(Recorded data)
- Opening Delimiter -

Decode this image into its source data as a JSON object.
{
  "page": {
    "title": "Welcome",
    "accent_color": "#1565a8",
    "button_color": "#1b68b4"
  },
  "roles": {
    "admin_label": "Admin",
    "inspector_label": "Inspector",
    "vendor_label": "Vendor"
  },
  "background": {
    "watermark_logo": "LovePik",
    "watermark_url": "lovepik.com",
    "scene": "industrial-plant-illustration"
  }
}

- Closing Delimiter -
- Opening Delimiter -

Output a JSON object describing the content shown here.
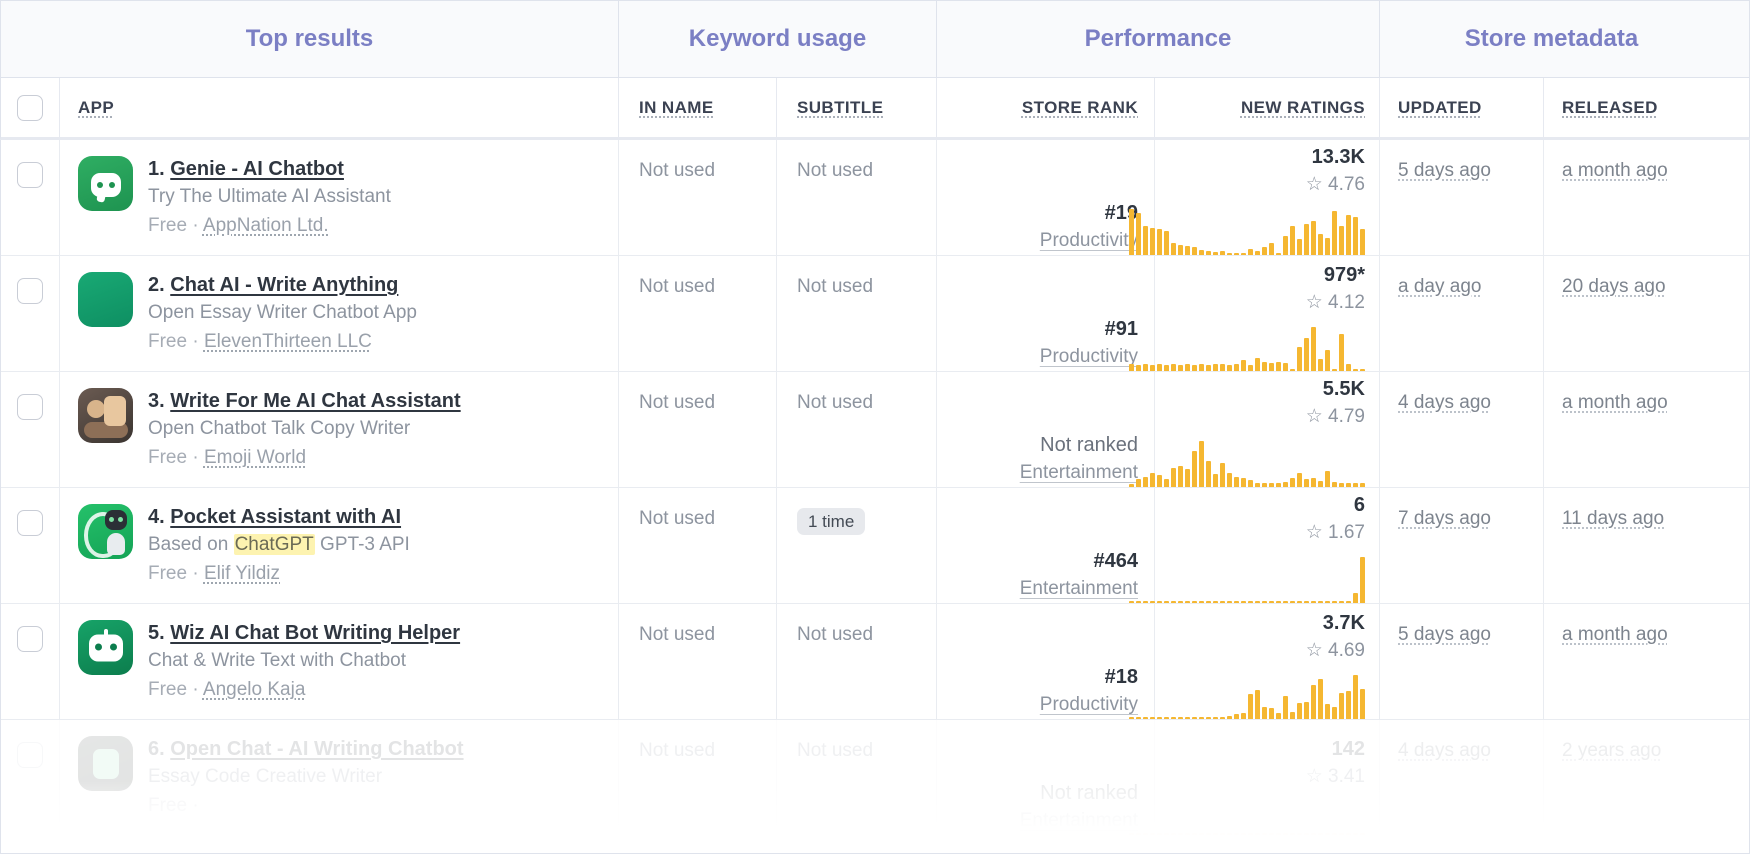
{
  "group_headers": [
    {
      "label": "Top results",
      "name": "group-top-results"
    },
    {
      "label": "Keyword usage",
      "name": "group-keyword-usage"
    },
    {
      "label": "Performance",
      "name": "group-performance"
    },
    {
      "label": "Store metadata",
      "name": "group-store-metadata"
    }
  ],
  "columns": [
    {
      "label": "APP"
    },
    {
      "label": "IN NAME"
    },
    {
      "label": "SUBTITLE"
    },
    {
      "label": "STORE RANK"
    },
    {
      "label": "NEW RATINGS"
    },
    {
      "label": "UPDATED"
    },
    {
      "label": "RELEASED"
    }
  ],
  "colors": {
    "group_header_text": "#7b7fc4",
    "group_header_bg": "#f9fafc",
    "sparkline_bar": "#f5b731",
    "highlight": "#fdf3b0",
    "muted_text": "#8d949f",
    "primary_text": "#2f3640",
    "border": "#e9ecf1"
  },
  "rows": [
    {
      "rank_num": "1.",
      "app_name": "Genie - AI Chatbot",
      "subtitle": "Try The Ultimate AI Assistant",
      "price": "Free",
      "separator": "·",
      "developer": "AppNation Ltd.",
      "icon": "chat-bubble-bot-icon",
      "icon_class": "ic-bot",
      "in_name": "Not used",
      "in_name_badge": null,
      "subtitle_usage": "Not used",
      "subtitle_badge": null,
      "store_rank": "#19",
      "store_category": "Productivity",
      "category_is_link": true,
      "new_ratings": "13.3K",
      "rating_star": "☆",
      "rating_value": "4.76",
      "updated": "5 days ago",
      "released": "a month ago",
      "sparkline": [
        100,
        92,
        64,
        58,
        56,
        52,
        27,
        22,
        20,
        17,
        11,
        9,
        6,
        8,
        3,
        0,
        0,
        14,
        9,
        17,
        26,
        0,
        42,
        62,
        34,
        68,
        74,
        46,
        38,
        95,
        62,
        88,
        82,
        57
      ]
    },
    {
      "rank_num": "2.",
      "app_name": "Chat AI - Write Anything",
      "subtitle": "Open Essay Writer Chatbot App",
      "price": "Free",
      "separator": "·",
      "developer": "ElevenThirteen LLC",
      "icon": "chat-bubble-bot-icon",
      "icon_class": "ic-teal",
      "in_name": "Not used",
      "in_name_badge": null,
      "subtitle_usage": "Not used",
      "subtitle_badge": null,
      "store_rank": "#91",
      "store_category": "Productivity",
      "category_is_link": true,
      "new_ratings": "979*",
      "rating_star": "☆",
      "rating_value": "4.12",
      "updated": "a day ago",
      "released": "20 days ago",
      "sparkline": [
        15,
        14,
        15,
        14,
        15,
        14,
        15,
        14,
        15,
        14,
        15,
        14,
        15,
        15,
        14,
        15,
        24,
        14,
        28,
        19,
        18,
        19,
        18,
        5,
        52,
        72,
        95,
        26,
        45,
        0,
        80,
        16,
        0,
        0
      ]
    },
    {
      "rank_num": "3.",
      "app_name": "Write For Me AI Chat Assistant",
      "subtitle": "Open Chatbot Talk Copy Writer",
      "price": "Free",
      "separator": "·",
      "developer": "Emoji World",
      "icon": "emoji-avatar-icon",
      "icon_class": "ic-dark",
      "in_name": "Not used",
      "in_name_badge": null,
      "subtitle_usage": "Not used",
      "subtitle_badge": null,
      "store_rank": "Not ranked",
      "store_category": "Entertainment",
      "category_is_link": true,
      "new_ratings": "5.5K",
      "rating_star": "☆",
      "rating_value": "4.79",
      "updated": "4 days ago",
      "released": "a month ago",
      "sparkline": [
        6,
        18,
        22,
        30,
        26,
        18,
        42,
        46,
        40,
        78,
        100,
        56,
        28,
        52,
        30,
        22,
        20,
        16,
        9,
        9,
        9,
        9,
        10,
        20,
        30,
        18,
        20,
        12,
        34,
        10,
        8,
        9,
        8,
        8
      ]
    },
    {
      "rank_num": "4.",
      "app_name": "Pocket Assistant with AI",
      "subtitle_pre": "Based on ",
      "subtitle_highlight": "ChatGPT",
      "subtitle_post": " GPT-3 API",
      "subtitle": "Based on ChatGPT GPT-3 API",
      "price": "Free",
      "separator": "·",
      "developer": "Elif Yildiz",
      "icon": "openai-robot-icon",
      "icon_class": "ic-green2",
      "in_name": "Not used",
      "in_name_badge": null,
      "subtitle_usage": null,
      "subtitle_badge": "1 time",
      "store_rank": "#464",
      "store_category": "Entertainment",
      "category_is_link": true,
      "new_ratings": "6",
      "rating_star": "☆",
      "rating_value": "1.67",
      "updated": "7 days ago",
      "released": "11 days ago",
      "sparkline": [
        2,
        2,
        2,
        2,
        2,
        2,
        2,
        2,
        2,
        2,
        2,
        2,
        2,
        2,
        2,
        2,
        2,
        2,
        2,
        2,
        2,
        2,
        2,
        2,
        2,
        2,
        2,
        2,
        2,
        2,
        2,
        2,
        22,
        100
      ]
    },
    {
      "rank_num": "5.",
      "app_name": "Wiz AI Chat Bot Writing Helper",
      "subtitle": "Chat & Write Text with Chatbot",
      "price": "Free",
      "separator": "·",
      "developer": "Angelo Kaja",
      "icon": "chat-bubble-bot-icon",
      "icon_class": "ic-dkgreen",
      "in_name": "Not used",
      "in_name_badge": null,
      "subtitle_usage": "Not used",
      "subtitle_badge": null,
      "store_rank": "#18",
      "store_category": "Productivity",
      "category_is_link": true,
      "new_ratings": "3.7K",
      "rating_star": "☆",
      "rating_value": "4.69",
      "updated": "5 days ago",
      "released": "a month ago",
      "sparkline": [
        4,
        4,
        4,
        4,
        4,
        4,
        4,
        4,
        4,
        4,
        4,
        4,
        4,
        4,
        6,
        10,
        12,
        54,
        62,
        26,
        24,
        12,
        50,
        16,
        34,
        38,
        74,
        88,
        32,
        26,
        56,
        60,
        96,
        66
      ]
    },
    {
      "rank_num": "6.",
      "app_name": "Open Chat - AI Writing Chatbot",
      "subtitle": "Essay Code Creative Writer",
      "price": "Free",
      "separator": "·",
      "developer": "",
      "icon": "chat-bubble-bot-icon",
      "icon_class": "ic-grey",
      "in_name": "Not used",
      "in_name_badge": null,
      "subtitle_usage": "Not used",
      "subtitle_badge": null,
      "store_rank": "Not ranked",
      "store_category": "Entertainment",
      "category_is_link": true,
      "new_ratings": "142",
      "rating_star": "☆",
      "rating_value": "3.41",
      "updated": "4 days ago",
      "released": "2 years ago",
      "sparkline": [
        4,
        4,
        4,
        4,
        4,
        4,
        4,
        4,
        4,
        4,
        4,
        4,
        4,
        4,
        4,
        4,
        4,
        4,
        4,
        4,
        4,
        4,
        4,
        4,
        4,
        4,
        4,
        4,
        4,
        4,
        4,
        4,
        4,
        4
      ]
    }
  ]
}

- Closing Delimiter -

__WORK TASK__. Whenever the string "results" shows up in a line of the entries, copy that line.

__RESPONSE BELOW__.
      "label": "Top results",
      "name": "group-top-results"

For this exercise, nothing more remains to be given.